> _DATA EXTRACTS_
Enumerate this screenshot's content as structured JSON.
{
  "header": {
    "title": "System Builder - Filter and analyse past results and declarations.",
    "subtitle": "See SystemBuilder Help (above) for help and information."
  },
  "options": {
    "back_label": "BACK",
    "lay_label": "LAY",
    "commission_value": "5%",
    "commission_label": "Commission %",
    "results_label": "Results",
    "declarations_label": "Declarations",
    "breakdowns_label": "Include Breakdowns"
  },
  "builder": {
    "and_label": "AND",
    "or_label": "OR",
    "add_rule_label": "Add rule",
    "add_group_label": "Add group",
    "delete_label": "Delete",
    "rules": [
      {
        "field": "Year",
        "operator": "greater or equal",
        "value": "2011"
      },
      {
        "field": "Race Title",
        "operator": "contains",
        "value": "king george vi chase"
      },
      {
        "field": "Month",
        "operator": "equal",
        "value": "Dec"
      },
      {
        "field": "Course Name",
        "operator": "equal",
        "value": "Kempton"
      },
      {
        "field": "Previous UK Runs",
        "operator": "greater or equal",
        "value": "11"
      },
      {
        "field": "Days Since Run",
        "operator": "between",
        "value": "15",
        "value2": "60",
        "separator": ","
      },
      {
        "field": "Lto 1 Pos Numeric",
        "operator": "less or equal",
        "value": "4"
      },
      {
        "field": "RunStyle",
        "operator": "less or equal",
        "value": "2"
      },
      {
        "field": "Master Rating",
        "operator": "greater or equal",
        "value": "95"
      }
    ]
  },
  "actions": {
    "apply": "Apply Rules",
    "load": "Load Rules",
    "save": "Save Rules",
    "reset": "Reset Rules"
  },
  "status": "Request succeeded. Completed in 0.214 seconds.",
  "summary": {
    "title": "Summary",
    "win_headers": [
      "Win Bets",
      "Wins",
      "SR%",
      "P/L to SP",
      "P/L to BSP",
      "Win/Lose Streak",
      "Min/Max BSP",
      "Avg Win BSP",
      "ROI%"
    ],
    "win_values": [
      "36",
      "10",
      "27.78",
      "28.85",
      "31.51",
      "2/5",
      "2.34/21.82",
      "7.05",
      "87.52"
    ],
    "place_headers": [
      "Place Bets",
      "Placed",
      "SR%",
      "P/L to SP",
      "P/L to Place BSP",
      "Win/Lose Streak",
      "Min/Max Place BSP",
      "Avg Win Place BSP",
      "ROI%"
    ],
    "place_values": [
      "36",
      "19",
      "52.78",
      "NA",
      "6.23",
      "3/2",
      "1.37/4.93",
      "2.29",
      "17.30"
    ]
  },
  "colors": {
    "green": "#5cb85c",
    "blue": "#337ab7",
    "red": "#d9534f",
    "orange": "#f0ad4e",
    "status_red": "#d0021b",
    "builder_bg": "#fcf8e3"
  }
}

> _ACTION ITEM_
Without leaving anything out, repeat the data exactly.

> _EXPECTED ANSWER_
Enumerate this screenshot's content as structured JSON.
{
  "header": {
    "title": "System Builder - Filter and analyse past results and declarations.",
    "subtitle": "See SystemBuilder Help (above) for help and information."
  },
  "options": {
    "back_label": "BACK",
    "lay_label": "LAY",
    "commission_value": "5%",
    "commission_label": "Commission %",
    "results_label": "Results",
    "declarations_label": "Declarations",
    "breakdowns_label": "Include Breakdowns"
  },
  "builder": {
    "and_label": "AND",
    "or_label": "OR",
    "add_rule_label": "Add rule",
    "add_group_label": "Add group",
    "delete_label": "Delete",
    "rules": [
      {
        "field": "Year",
        "operator": "greater or equal",
        "value": "2011"
      },
      {
        "field": "Race Title",
        "operator": "contains",
        "value": "king george vi chase"
      },
      {
        "field": "Month",
        "operator": "equal",
        "value": "Dec"
      },
      {
        "field": "Course Name",
        "operator": "equal",
        "value": "Kempton"
      },
      {
        "field": "Previous UK Runs",
        "operator": "greater or equal",
        "value": "11"
      },
      {
        "field": "Days Since Run",
        "operator": "between",
        "value": "15",
        "value2": "60",
        "separator": ","
      },
      {
        "field": "Lto 1 Pos Numeric",
        "operator": "less or equal",
        "value": "4"
      },
      {
        "field": "RunStyle",
        "operator": "less or equal",
        "value": "2"
      },
      {
        "field": "Master Rating",
        "operator": "greater or equal",
        "value": "95"
      }
    ]
  },
  "actions": {
    "apply": "Apply Rules",
    "load": "Load Rules",
    "save": "Save Rules",
    "reset": "Reset Rules"
  },
  "status": "Request succeeded. Completed in 0.214 seconds.",
  "summary": {
    "title": "Summary",
    "win_headers": [
      "Win Bets",
      "Wins",
      "SR%",
      "P/L to SP",
      "P/L to BSP",
      "Win/Lose Streak",
      "Min/Max BSP",
      "Avg Win BSP",
      "ROI%"
    ],
    "win_values": [
      "36",
      "10",
      "27.78",
      "28.85",
      "31.51",
      "2/5",
      "2.34/21.82",
      "7.05",
      "87.52"
    ],
    "place_headers": [
      "Place Bets",
      "Placed",
      "SR%",
      "P/L to SP",
      "P/L to Place BSP",
      "Win/Lose Streak",
      "Min/Max Place BSP",
      "Avg Win Place BSP",
      "ROI%"
    ],
    "place_values": [
      "36",
      "19",
      "52.78",
      "NA",
      "6.23",
      "3/2",
      "1.37/4.93",
      "2.29",
      "17.30"
    ]
  },
  "colors": {
    "green": "#5cb85c",
    "blue": "#337ab7",
    "red": "#d9534f",
    "orange": "#f0ad4e",
    "status_red": "#d0021b",
    "builder_bg": "#fcf8e3"
  }
}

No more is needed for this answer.